Apr 5, 2011
Tip measures nanochannel kinetics in thin water films
Researchers in Brazil have fabricated nanochannels by scanning an AFM tip on water deposits on a mica surface at room temperature. The time evolution of the channel profile is an important factor in the application of this method as a fabrication technique. To find out more, the nanostructures and interfaces group based at UNICAMP has studied the structure and transport properties of water layers that adjoin a charged solid, such as a mica surface. The team presented its findings in the journal Nanotechnology.
By analysing the shape and morphology of the material removed during channel fabrication, the channel profile was shown to vary on the scale of a tenth of a second, far too slow for a liquid rearrangement. Therefore, there is no liquid at the tip/substrate interaction region, but only an aggregate that behaves as a solid-like structure. The results show conclusively that, because water behaves as an ice-like material at these dimensions, only gas can be transported in 10 nm radius structures.
The fabricated channels could be used to pattern micro-fluidic chips because they are stable under fixed temperature and humidity.

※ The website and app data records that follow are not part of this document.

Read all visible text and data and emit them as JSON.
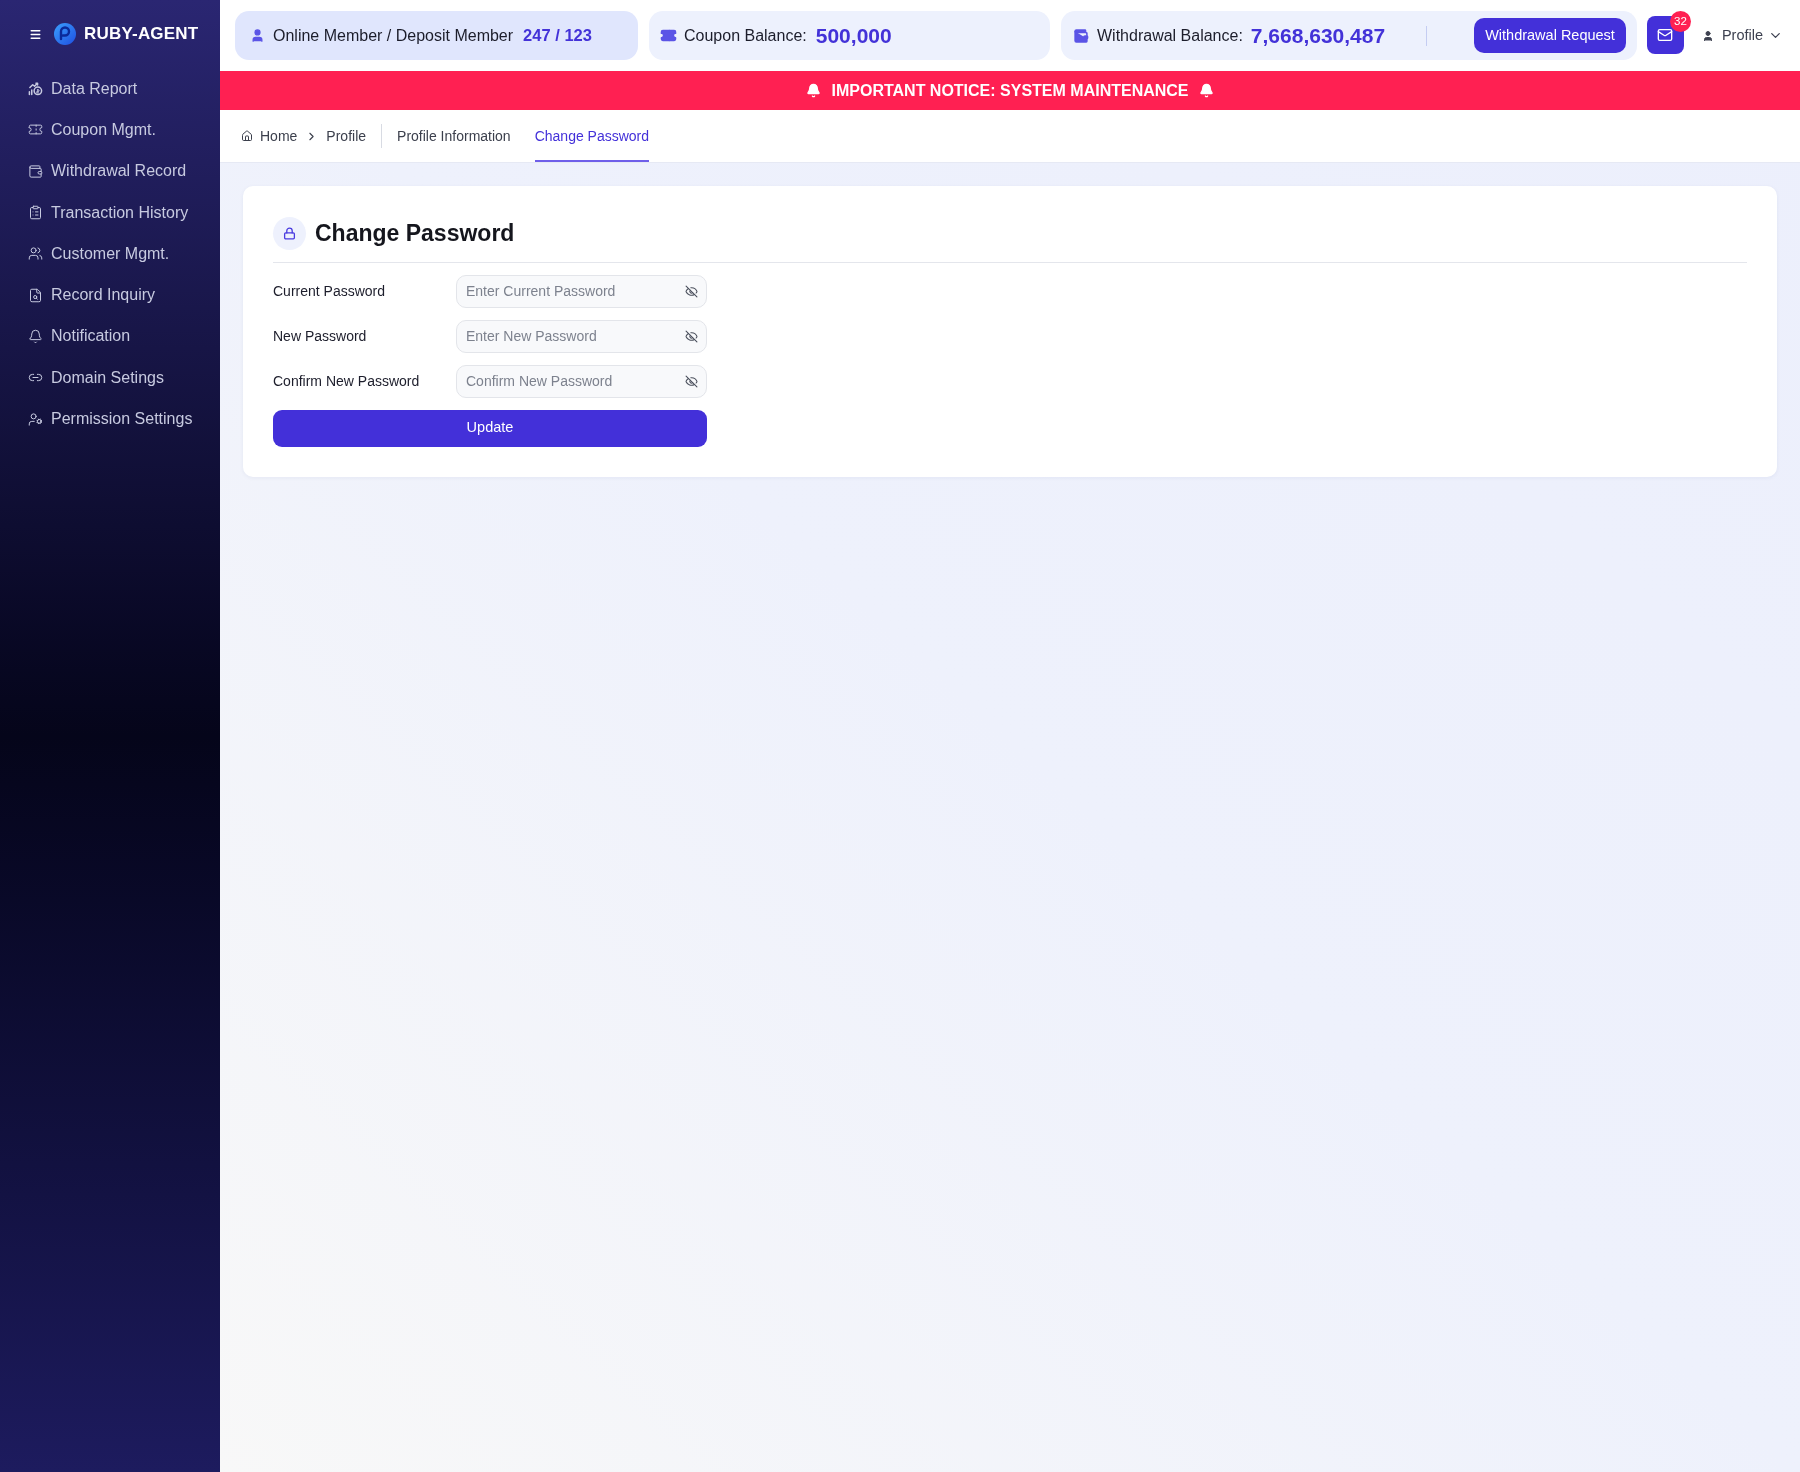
{
  "sidebar": {
    "brand": "RUBY-AGENT",
    "items": [
      {
        "label": "Data Report"
      },
      {
        "label": "Coupon Mgmt."
      },
      {
        "label": "Withdrawal Record"
      },
      {
        "label": "Transaction History"
      },
      {
        "label": "Customer Mgmt."
      },
      {
        "label": "Record Inquiry"
      },
      {
        "label": "Notification"
      },
      {
        "label": "Domain Setings"
      },
      {
        "label": "Permission Settings"
      }
    ]
  },
  "top_bar": {
    "member_count": {
      "label": "Online Member / Deposit Member",
      "value": "247 / 123"
    },
    "coupon_balance": {
      "label": "Coupon Balance:",
      "value": "500,000"
    },
    "withdrawal_balance": {
      "label": "Withdrawal Balance:",
      "value": "7,668,630,487",
      "button": "Withdrawal Request"
    },
    "mail_badge": "32",
    "profile": "Profile"
  },
  "notice": "IMPORTANT NOTICE: SYSTEM MAINTENANCE",
  "breadcrumb": [
    "Home",
    "Profile"
  ],
  "tabs": [
    {
      "label": "Profile Information",
      "selected": false
    },
    {
      "label": "Change Password",
      "selected": true
    }
  ],
  "form": {
    "title": "Change Password",
    "fields": [
      {
        "label": "Current Password",
        "placeholder": "Enter Current Password"
      },
      {
        "label": "New Password",
        "placeholder": "Enter New Password"
      },
      {
        "label": "Confirm New Password",
        "placeholder": "Confirm New Password"
      }
    ],
    "submit": "Update"
  }
}
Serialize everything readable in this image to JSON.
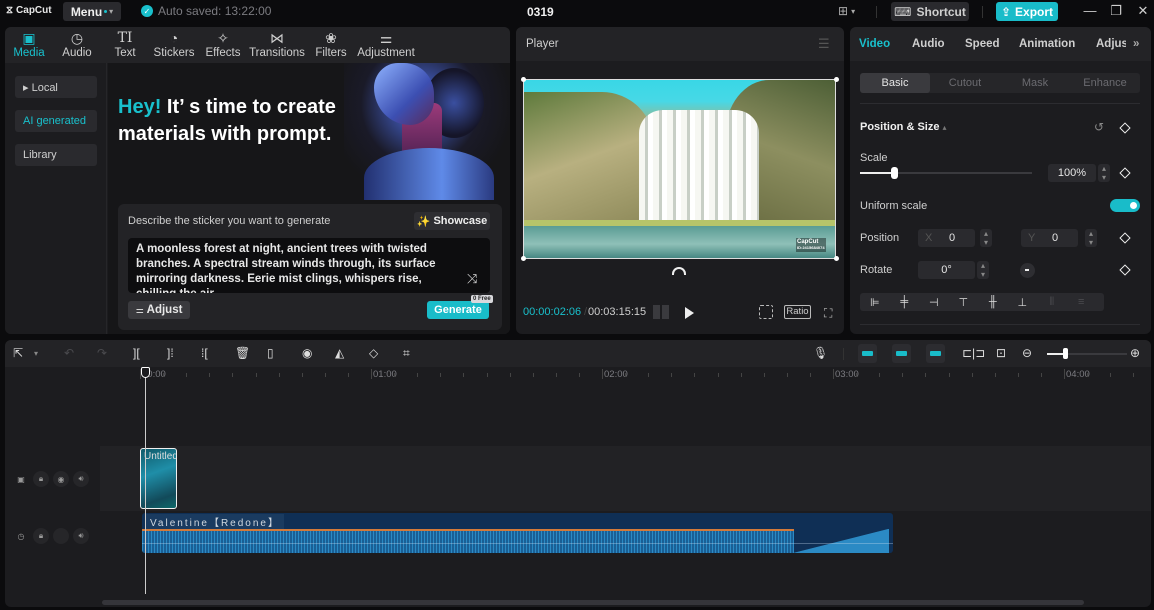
{
  "titlebar": {
    "app_name": "CapCut",
    "menu_label": "Menu",
    "autosave_text": "Auto saved: 13:22:00",
    "project_title": "0319",
    "layout_icon": "layout-icon",
    "shortcut_label": "Shortcut",
    "export_label": "Export",
    "window_controls": [
      "minimize",
      "restore",
      "close"
    ]
  },
  "media": {
    "tabs": [
      {
        "label": "Media",
        "icon": "▣",
        "active": true
      },
      {
        "label": "Audio",
        "icon": "◷"
      },
      {
        "label": "Text",
        "icon": "TI"
      },
      {
        "label": "Stickers",
        "icon": "◔"
      },
      {
        "label": "Effects",
        "icon": "✧"
      },
      {
        "label": "Transitions",
        "icon": "⋈"
      },
      {
        "label": "Filters",
        "icon": "❀"
      },
      {
        "label": "Adjustment",
        "icon": "⚌"
      }
    ],
    "sidebar": [
      {
        "label": "▸ Local"
      },
      {
        "label": "AI generated",
        "active": true
      },
      {
        "label": "Library"
      }
    ],
    "hero": {
      "accent": "Hey!",
      "text": " It’ s time to create materials with prompt."
    },
    "prompt": {
      "label": "Describe the sticker you want to generate",
      "showcase_label": "Showcase",
      "text": "A moonless forest at night, ancient trees with twisted branches. A spectral stream winds through, its surface mirroring darkness. Eerie mist clings, whispers rise, chilling the air.",
      "adjust_label": "Adjust",
      "generate_label": "Generate",
      "free_badge": "0 Free"
    }
  },
  "player": {
    "title": "Player",
    "watermark_line1": "CapCut",
    "watermark_line2": "ID:2415684074",
    "current_time": "00:00:02:06",
    "separator": "/",
    "total_time": "00:03:15:15",
    "ratio_label": "Ratio"
  },
  "properties": {
    "tabs": [
      "Video",
      "Audio",
      "Speed",
      "Animation",
      "Adjus"
    ],
    "active_tab": "Video",
    "more_icon": "»",
    "subtabs": [
      "Basic",
      "Cutout",
      "Mask",
      "Enhance"
    ],
    "section_title": "Position & Size",
    "scale_label": "Scale",
    "scale_value": "100%",
    "scale_slider_fraction": 0.2,
    "uniform_scale_label": "Uniform scale",
    "uniform_scale_on": true,
    "position_label": "Position",
    "x_label": "X",
    "x_value": "0",
    "y_label": "Y",
    "y_value": "0",
    "rotate_label": "Rotate",
    "rotate_value": "0°"
  },
  "timeline": {
    "ruler_labels": [
      "00:00",
      "01:00",
      "02:00",
      "03:00",
      "04:00"
    ],
    "video_clip_label": "Untitled",
    "audio_clip_label": "Valentine【Redone】",
    "zoom_fraction": 0.22
  }
}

A three-dimensional view of a fabricated grating together with a schematic diagram of the nanochannel formation process are shown in the image.
A full discussion of the results can be found in the journal Nanotechnology.
About the author
Omar Teschke is professor and head of the Grupo de Nanoestruturas e Interfaces, Departamento de Fisica Aplicada, Instituto de Fisica, UNICAMP, SP, Brazil.